Records from a data collection:
·····

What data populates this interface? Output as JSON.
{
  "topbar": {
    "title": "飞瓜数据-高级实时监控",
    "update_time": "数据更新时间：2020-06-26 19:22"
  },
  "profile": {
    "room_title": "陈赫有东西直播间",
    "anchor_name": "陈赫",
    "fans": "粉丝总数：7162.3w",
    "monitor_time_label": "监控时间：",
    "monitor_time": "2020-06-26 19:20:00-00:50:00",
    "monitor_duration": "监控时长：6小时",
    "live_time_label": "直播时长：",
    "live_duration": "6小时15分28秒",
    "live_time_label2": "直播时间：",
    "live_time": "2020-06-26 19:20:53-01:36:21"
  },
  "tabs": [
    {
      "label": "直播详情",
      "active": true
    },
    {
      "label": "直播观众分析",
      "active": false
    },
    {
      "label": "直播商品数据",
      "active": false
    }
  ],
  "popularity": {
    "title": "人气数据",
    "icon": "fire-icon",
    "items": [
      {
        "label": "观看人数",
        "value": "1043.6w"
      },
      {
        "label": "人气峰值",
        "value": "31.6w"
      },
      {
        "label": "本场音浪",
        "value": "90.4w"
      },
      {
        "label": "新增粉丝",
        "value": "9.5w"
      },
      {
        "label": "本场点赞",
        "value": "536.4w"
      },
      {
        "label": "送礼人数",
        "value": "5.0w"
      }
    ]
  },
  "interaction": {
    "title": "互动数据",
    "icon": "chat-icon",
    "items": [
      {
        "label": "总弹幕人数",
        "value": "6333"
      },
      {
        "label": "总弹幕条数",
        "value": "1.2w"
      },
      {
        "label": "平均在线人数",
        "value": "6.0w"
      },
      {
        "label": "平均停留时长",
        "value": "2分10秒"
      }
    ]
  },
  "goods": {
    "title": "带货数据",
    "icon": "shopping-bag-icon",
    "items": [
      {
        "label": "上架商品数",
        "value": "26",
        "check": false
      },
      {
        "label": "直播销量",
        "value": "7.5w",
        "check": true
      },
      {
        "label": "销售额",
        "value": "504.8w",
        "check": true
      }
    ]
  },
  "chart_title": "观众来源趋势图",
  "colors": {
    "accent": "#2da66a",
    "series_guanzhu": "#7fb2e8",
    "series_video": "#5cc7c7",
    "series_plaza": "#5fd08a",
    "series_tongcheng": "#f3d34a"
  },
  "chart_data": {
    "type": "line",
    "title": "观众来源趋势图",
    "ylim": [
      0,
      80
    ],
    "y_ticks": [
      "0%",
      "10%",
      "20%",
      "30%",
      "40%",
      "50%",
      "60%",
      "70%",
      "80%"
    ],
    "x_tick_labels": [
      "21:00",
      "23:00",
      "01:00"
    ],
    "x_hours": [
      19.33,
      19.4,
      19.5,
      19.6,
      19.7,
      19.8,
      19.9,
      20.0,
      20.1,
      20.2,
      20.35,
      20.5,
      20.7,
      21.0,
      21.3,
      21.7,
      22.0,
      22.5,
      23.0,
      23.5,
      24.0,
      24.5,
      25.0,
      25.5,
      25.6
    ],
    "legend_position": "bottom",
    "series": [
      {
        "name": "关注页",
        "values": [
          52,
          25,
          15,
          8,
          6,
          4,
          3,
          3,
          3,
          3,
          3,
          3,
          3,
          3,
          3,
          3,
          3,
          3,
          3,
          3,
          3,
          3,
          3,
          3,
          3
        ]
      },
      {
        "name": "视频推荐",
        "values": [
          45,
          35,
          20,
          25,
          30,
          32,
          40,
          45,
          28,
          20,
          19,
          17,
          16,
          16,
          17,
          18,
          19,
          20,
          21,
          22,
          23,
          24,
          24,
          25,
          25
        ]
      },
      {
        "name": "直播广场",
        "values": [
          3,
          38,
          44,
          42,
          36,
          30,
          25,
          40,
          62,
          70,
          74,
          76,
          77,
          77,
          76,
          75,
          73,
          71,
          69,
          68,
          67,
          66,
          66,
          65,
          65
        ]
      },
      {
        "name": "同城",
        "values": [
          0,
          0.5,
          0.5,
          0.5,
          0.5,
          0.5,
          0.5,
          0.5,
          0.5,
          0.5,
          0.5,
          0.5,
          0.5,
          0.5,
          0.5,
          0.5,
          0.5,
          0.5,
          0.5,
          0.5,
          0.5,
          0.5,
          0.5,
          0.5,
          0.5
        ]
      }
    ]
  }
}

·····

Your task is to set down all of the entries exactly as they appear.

SOLUTION TO THE PROBLEM
What data populates this interface? Output as JSON.
{
  "topbar": {
    "title": "飞瓜数据-高级实时监控",
    "update_time": "数据更新时间：2020-06-26 19:22"
  },
  "profile": {
    "room_title": "陈赫有东西直播间",
    "anchor_name": "陈赫",
    "fans": "粉丝总数：7162.3w",
    "monitor_time_label": "监控时间：",
    "monitor_time": "2020-06-26 19:20:00-00:50:00",
    "monitor_duration": "监控时长：6小时",
    "live_time_label": "直播时长：",
    "live_duration": "6小时15分28秒",
    "live_time_label2": "直播时间：",
    "live_time": "2020-06-26 19:20:53-01:36:21"
  },
  "tabs": [
    {
      "label": "直播详情",
      "active": true
    },
    {
      "label": "直播观众分析",
      "active": false
    },
    {
      "label": "直播商品数据",
      "active": false
    }
  ],
  "popularity": {
    "title": "人气数据",
    "icon": "fire-icon",
    "items": [
      {
        "label": "观看人数",
        "value": "1043.6w"
      },
      {
        "label": "人气峰值",
        "value": "31.6w"
      },
      {
        "label": "本场音浪",
        "value": "90.4w"
      },
      {
        "label": "新增粉丝",
        "value": "9.5w"
      },
      {
        "label": "本场点赞",
        "value": "536.4w"
      },
      {
        "label": "送礼人数",
        "value": "5.0w"
      }
    ]
  },
  "interaction": {
    "title": "互动数据",
    "icon": "chat-icon",
    "items": [
      {
        "label": "总弹幕人数",
        "value": "6333"
      },
      {
        "label": "总弹幕条数",
        "value": "1.2w"
      },
      {
        "label": "平均在线人数",
        "value": "6.0w"
      },
      {
        "label": "平均停留时长",
        "value": "2分10秒"
      }
    ]
  },
  "goods": {
    "title": "带货数据",
    "icon": "shopping-bag-icon",
    "items": [
      {
        "label": "上架商品数",
        "value": "26",
        "check": false
      },
      {
        "label": "直播销量",
        "value": "7.5w",
        "check": true
      },
      {
        "label": "销售额",
        "value": "504.8w",
        "check": true
      }
    ]
  },
  "chart_title": "观众来源趋势图",
  "colors": {
    "accent": "#2da66a",
    "series_guanzhu": "#7fb2e8",
    "series_video": "#5cc7c7",
    "series_plaza": "#5fd08a",
    "series_tongcheng": "#f3d34a"
  },
  "chart_data": {
    "type": "line",
    "title": "观众来源趋势图",
    "ylim": [
      0,
      80
    ],
    "y_ticks": [
      "0%",
      "10%",
      "20%",
      "30%",
      "40%",
      "50%",
      "60%",
      "70%",
      "80%"
    ],
    "x_tick_labels": [
      "21:00",
      "23:00",
      "01:00"
    ],
    "x_hours": [
      19.33,
      19.4,
      19.5,
      19.6,
      19.7,
      19.8,
      19.9,
      20.0,
      20.1,
      20.2,
      20.35,
      20.5,
      20.7,
      21.0,
      21.3,
      21.7,
      22.0,
      22.5,
      23.0,
      23.5,
      24.0,
      24.5,
      25.0,
      25.5,
      25.6
    ],
    "legend_position": "bottom",
    "series": [
      {
        "name": "关注页",
        "values": [
          52,
          25,
          15,
          8,
          6,
          4,
          3,
          3,
          3,
          3,
          3,
          3,
          3,
          3,
          3,
          3,
          3,
          3,
          3,
          3,
          3,
          3,
          3,
          3,
          3
        ]
      },
      {
        "name": "视频推荐",
        "values": [
          45,
          35,
          20,
          25,
          30,
          32,
          40,
          45,
          28,
          20,
          19,
          17,
          16,
          16,
          17,
          18,
          19,
          20,
          21,
          22,
          23,
          24,
          24,
          25,
          25
        ]
      },
      {
        "name": "直播广场",
        "values": [
          3,
          38,
          44,
          42,
          36,
          30,
          25,
          40,
          62,
          70,
          74,
          76,
          77,
          77,
          76,
          75,
          73,
          71,
          69,
          68,
          67,
          66,
          66,
          65,
          65
        ]
      },
      {
        "name": "同城",
        "values": [
          0,
          0.5,
          0.5,
          0.5,
          0.5,
          0.5,
          0.5,
          0.5,
          0.5,
          0.5,
          0.5,
          0.5,
          0.5,
          0.5,
          0.5,
          0.5,
          0.5,
          0.5,
          0.5,
          0.5,
          0.5,
          0.5,
          0.5,
          0.5,
          0.5
        ]
      }
    ]
  }
}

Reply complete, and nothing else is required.